It’s the first round of the World Matchplay at The Winter Gardens, Blackpool. And World Champion Adrian Lewis is under-performing. Kevin Painter has three darts at double-top to defeat the man from Stoke. But he misses.
In a titanic struggle Lewis eventually finds his form and rhythm, and eventually overcomes Painter 12-10 to progress to Round Two.
In his post-match interview with Sky Sports Rob Stubbs, Painter bemoans his fate, repeating that he doesn’t seem to get the ‘luck’ that other players get. He is implying that he is ‘unlucky’.
This is not the mindset of a winner and champion. Painter is a very naturally talented player. But if he feels that he is ‘unlucky’, then he will never maximise that talent, and finally win a major TV event.
There is a reason that Painter missed three darts at double top. And it’s not a question of luck. To close out a tense game, requires clarity of mind; bottle; fearlessness; and commitment to your target.
You can’t ‘hope’ the darts go in. You have to totally commit to your target.
It’s noticeable that you don’t hear Phil Taylor call himself ‘unlucky’. He knows that any defeat lies in his own hands. Not the external factor of luck.
If you believe that you are ‘unlucky’, then you won’t win through in critical game-turning moments. For to do so, would be to overturn your own view of yourself. And maintaining an ‘unlucky’ self-view confirms your philosophy that the world is somehow unjust. Or that others players get luck and you don’t.

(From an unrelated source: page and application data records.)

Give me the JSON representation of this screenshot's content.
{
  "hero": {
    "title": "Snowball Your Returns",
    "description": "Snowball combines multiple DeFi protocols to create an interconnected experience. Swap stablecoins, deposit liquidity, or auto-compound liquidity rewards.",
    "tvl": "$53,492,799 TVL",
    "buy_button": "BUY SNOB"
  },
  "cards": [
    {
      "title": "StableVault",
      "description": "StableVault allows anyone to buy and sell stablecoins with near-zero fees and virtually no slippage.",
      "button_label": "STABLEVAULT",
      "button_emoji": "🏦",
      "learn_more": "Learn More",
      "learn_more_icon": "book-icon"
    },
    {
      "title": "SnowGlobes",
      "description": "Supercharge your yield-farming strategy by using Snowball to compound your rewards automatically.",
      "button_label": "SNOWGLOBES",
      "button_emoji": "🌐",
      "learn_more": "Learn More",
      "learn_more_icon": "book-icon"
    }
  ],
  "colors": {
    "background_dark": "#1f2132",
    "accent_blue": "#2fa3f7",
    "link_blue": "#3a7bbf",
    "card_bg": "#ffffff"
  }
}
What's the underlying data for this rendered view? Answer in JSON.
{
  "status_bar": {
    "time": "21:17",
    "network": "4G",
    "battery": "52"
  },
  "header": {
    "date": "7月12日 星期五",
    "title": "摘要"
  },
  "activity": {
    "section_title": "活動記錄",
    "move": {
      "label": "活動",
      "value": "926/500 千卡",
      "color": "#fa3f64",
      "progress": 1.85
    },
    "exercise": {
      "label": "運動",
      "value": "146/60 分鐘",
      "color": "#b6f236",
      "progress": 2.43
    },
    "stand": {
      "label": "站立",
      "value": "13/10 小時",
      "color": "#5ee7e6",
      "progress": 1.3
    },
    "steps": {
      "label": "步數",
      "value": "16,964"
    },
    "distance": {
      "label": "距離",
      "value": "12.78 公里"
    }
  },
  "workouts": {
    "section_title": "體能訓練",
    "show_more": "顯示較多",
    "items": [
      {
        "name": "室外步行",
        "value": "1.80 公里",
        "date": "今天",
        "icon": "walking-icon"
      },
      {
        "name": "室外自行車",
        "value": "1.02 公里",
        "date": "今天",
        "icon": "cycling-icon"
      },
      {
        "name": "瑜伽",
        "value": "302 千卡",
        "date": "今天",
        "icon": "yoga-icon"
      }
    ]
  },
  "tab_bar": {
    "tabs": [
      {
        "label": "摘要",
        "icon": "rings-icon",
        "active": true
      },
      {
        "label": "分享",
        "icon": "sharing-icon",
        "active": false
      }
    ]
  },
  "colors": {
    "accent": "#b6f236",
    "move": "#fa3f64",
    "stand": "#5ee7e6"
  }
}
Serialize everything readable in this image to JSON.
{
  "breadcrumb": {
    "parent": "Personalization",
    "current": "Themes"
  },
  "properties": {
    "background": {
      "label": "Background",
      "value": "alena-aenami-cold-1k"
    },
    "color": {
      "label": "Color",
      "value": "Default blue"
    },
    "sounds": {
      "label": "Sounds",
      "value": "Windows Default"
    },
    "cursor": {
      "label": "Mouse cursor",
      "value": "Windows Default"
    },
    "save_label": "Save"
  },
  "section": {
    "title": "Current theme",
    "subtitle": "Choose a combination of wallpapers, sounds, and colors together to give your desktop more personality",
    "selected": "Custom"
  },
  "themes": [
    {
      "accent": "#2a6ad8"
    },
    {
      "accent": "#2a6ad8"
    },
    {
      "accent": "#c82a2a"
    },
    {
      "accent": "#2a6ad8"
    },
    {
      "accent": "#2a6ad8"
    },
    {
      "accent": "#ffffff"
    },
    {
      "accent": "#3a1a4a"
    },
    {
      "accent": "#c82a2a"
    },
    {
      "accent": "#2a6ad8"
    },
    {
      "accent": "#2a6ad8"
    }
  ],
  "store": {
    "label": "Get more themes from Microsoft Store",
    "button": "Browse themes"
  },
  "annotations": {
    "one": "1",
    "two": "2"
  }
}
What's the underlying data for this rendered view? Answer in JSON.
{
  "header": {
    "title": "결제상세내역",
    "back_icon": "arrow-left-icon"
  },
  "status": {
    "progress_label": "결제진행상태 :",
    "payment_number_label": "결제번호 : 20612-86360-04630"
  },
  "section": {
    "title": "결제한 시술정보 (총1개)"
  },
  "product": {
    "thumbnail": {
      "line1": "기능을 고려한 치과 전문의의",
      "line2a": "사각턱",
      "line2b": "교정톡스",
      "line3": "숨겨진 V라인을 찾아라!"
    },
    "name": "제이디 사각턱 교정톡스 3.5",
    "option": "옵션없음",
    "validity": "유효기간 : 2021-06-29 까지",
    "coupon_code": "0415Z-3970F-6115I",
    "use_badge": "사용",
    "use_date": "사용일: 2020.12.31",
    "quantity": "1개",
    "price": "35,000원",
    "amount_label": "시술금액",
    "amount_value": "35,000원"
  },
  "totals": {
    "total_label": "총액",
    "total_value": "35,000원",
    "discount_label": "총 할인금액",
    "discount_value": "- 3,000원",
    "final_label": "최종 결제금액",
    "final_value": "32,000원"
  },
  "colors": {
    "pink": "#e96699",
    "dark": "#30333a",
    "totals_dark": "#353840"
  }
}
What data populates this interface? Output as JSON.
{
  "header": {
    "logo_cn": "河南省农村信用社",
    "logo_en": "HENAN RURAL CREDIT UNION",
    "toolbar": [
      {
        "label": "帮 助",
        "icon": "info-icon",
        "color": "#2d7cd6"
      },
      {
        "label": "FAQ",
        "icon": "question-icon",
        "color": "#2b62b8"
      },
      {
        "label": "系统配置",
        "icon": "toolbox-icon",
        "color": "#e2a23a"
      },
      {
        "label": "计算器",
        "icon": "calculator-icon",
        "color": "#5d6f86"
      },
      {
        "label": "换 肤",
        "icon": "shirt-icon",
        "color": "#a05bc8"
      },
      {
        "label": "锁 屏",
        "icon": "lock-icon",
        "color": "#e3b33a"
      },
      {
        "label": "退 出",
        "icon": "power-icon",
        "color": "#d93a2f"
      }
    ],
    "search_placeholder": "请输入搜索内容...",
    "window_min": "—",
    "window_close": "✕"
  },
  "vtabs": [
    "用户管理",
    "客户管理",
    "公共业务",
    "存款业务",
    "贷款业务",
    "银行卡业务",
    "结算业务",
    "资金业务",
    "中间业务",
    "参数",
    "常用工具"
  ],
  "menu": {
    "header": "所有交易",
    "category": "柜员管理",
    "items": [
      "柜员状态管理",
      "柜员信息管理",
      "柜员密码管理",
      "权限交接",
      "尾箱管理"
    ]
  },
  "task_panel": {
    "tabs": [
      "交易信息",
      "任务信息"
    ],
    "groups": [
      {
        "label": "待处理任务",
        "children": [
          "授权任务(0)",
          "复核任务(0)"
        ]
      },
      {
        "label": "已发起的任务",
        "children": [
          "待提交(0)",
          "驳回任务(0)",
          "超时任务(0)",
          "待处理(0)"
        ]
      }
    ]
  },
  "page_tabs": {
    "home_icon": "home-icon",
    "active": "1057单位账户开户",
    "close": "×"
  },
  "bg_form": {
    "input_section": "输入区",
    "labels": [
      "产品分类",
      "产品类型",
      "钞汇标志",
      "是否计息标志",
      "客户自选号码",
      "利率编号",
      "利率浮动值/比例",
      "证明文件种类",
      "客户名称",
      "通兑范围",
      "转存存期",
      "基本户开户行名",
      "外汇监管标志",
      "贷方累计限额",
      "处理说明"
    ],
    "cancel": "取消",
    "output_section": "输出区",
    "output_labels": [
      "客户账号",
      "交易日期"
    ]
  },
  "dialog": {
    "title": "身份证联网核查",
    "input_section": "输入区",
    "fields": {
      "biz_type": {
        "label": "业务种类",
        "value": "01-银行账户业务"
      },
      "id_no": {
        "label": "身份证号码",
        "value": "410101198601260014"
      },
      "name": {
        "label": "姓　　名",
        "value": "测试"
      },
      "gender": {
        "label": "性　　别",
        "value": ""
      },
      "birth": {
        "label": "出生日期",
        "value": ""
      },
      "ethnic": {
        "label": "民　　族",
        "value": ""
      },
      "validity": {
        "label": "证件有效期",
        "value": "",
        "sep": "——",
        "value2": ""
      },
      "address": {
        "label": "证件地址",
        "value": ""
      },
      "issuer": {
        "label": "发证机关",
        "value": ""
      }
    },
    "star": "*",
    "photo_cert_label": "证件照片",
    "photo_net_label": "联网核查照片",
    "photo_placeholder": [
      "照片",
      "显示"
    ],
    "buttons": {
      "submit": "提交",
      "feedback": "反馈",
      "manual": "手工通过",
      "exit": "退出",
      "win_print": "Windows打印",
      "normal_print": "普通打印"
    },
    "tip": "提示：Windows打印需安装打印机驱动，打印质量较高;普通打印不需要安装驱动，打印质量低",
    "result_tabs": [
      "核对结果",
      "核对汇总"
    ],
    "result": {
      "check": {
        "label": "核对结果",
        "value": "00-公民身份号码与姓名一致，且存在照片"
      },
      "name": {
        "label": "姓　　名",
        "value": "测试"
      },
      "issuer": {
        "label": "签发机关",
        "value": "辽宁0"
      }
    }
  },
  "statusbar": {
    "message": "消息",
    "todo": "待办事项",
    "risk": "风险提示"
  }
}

If Kevin Painter recognises this subtle flaw in his personal psychology, he may be able to kick-on and maximise his talent. If he doesn’t, then he will remain one of darts nearly-men.